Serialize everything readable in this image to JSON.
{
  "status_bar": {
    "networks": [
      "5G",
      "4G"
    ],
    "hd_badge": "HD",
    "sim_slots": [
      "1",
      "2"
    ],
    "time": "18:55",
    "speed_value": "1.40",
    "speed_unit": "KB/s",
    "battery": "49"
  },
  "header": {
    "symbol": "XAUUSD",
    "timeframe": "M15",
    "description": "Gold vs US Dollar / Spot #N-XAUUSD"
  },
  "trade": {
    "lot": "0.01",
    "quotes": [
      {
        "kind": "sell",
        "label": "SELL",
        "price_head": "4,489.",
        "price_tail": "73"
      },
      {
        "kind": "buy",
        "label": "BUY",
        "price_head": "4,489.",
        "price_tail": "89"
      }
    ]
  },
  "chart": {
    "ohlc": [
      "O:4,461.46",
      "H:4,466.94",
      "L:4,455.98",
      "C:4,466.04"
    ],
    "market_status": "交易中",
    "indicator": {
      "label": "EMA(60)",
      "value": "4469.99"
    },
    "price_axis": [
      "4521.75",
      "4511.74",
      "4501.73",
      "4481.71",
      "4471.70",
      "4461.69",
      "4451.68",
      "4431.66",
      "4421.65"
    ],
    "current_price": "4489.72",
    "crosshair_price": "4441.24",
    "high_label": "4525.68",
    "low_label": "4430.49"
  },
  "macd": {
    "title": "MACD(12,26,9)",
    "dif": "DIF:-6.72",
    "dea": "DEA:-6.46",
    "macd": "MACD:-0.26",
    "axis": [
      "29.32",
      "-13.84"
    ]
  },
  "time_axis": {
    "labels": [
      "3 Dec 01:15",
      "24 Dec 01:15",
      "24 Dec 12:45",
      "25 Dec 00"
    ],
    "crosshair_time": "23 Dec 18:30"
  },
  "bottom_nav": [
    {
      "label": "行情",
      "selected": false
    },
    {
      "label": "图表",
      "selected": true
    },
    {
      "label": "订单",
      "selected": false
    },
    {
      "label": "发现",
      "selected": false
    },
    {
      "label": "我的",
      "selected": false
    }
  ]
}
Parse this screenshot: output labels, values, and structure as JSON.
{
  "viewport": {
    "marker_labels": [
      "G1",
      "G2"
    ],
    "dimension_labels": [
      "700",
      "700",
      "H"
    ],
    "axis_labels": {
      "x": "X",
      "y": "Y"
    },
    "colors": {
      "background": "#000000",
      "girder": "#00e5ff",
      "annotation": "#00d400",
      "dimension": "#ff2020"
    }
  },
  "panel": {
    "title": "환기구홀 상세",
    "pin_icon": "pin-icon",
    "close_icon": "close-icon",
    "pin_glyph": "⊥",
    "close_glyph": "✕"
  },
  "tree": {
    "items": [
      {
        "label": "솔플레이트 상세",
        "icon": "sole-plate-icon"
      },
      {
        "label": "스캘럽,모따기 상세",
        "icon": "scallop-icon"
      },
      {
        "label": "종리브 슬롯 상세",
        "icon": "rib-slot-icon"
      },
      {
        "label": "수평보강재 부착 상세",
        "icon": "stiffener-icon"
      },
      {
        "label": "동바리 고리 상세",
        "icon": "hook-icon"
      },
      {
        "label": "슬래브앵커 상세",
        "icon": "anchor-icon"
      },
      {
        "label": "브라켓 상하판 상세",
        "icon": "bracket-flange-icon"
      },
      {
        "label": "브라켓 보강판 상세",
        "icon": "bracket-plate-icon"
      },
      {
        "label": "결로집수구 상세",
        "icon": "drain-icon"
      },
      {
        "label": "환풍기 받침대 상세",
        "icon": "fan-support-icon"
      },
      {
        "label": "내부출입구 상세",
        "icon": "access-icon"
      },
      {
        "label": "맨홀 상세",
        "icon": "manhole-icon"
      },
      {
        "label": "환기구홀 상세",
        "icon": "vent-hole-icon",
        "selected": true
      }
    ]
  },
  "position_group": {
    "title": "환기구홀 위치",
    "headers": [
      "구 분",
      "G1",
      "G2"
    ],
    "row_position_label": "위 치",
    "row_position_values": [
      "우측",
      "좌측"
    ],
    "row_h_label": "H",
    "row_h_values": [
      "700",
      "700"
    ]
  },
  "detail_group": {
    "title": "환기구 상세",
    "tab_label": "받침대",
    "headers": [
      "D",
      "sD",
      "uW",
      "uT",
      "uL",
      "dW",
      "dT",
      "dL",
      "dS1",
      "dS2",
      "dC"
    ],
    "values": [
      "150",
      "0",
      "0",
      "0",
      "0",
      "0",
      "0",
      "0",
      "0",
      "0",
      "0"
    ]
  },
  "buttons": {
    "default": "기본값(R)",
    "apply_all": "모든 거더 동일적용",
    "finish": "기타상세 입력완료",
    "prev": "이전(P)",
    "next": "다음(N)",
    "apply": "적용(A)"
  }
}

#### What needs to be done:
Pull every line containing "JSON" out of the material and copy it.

#### Final answer:
Serialize everything readable in this image to JSON.
Parse this screenshot: output labels, values, and structure as JSON.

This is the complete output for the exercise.